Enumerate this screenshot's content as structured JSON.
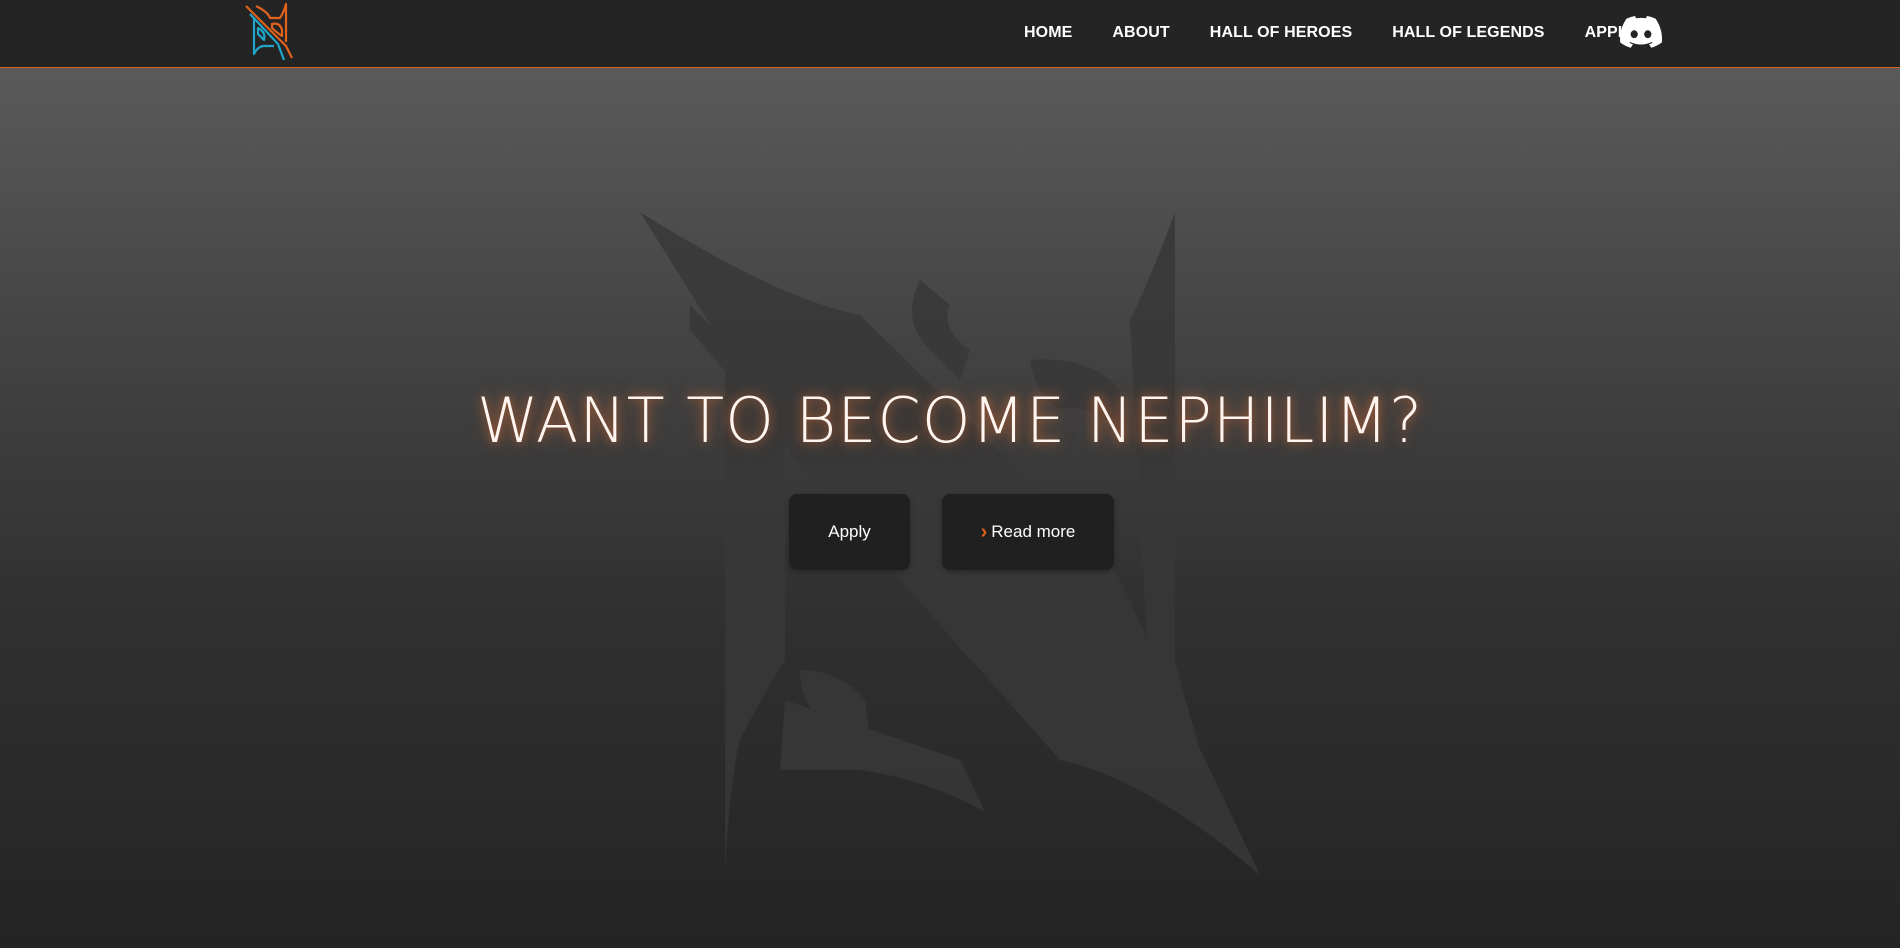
{
  "nav": {
    "links": [
      {
        "label": "HOME"
      },
      {
        "label": "ABOUT"
      },
      {
        "label": "HALL OF HEROES"
      },
      {
        "label": "HALL OF LEGENDS"
      },
      {
        "label": "APPLY"
      }
    ],
    "logo_icon": "nephilim-logo-icon",
    "discord_icon": "discord-icon"
  },
  "hero": {
    "title": "WANT TO BECOME NEPHILIM?",
    "apply_label": "Apply",
    "read_more_label": "Read more",
    "watermark_icon": "nephilim-emblem-icon"
  },
  "colors": {
    "accent": "#e0621e",
    "logo_secondary": "#1fa6c9",
    "navbar_bg": "#242424",
    "button_bg": "#202020"
  }
}
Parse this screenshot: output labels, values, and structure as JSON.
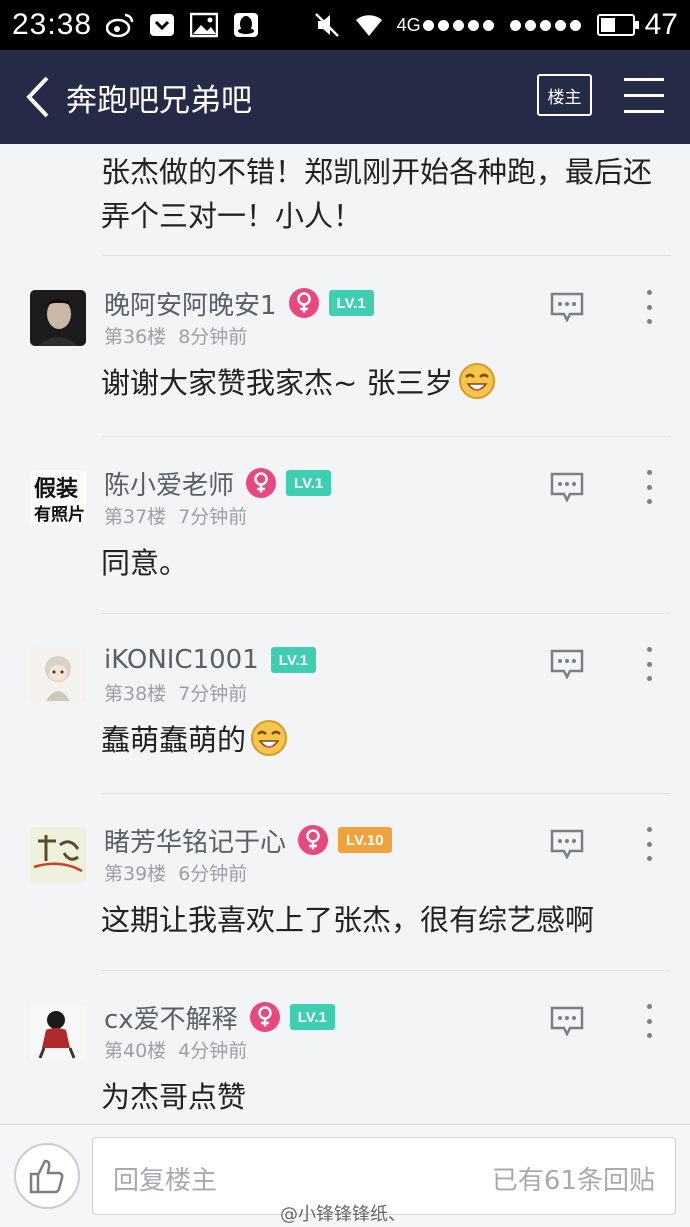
{
  "status_bar": {
    "time": "23:38",
    "network": "4G",
    "battery": "47",
    "battery_level": 0.47
  },
  "header": {
    "title": "奔跑吧兄弟吧",
    "louzhu_label": "楼主"
  },
  "feed": {
    "first_text": "张杰做的不错！郑凯刚开始各种跑，最后还弄个三对一！小人！",
    "posts": [
      {
        "username": "晚阿安阿晚安1",
        "gender": "female",
        "level": "LV.1",
        "level_color": "#3ecfb2",
        "floor": "第36楼",
        "time": "8分钟前",
        "content": "谢谢大家赞我家杰~ 张三岁",
        "emoji": "smile-emoji"
      },
      {
        "username": "陈小爱老师",
        "gender": "female",
        "level": "LV.1",
        "level_color": "#3ecfb2",
        "floor": "第37楼",
        "time": "7分钟前",
        "content": "同意。",
        "emoji": ""
      },
      {
        "username": "iKONIC1001",
        "gender": "",
        "level": "LV.1",
        "level_color": "#3ecfb2",
        "floor": "第38楼",
        "time": "7分钟前",
        "content": "蠢萌蠢萌的",
        "emoji": "smile-emoji"
      },
      {
        "username": "睹芳华铭记于心",
        "gender": "female",
        "level": "LV.10",
        "level_color": "#f0a23c",
        "floor": "第39楼",
        "time": "6分钟前",
        "content": "这期让我喜欢上了张杰，很有综艺感啊",
        "emoji": ""
      },
      {
        "username": "cx爱不解释",
        "gender": "female",
        "level": "LV.1",
        "level_color": "#3ecfb2",
        "floor": "第40楼",
        "time": "4分钟前",
        "content": "为杰哥点赞",
        "emoji": ""
      }
    ]
  },
  "bottom_bar": {
    "reply_placeholder": "回复楼主",
    "reply_count": "已有61条回贴"
  },
  "watermark": "@小锋锋锋纸、",
  "colors": {
    "header_bg": "#252a47",
    "female_badge": "#e8487e",
    "level_teal": "#3ecfb2",
    "level_orange": "#f0a23c"
  }
}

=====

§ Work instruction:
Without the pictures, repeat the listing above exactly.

§ Response to the task:
Enumerate this screenshot's content as structured JSON.
{
  "nav": {
    "links": [
      {
        "label": "HOME"
      },
      {
        "label": "ABOUT"
      },
      {
        "label": "HALL OF HEROES"
      },
      {
        "label": "HALL OF LEGENDS"
      },
      {
        "label": "APPLY"
      }
    ],
    "logo_icon": "nephilim-logo-icon",
    "discord_icon": "discord-icon"
  },
  "hero": {
    "title": "WANT TO BECOME NEPHILIM?",
    "apply_label": "Apply",
    "read_more_label": "Read more",
    "watermark_icon": "nephilim-emblem-icon"
  },
  "colors": {
    "accent": "#e0621e",
    "logo_secondary": "#1fa6c9",
    "navbar_bg": "#242424",
    "button_bg": "#202020"
  }
}
Parse this screenshot: output labels, values, and structure as JSON.
{
  "status_bar": {
    "time": "23:38",
    "network": "4G",
    "battery": "47",
    "battery_level": 0.47
  },
  "header": {
    "title": "奔跑吧兄弟吧",
    "louzhu_label": "楼主"
  },
  "feed": {
    "first_text": "张杰做的不错！郑凯刚开始各种跑，最后还弄个三对一！小人！",
    "posts": [
      {
        "username": "晚阿安阿晚安1",
        "gender": "female",
        "level": "LV.1",
        "level_color": "#3ecfb2",
        "floor": "第36楼",
        "time": "8分钟前",
        "content": "谢谢大家赞我家杰~ 张三岁",
        "emoji": "smile-emoji"
      },
      {
        "username": "陈小爱老师",
        "gender": "female",
        "level": "LV.1",
        "level_color": "#3ecfb2",
        "floor": "第37楼",
        "time": "7分钟前",
        "content": "同意。",
        "emoji": ""
      },
      {
        "username": "iKONIC1001",
        "gender": "",
        "level": "LV.1",
        "level_color": "#3ecfb2",
        "floor": "第38楼",
        "time": "7分钟前",
        "content": "蠢萌蠢萌的",
        "emoji": "smile-emoji"
      },
      {
        "username": "睹芳华铭记于心",
        "gender": "female",
        "level": "LV.10",
        "level_color": "#f0a23c",
        "floor": "第39楼",
        "time": "6分钟前",
        "content": "这期让我喜欢上了张杰，很有综艺感啊",
        "emoji": ""
      },
      {
        "username": "cx爱不解释",
        "gender": "female",
        "level": "LV.1",
        "level_color": "#3ecfb2",
        "floor": "第40楼",
        "time": "4分钟前",
        "content": "为杰哥点赞",
        "emoji": ""
      }
    ]
  },
  "bottom_bar": {
    "reply_placeholder": "回复楼主",
    "reply_count": "已有61条回贴"
  },
  "watermark": "@小锋锋锋纸、",
  "colors": {
    "header_bg": "#252a47",
    "female_badge": "#e8487e",
    "level_teal": "#3ecfb2",
    "level_orange": "#f0a23c"
  }
}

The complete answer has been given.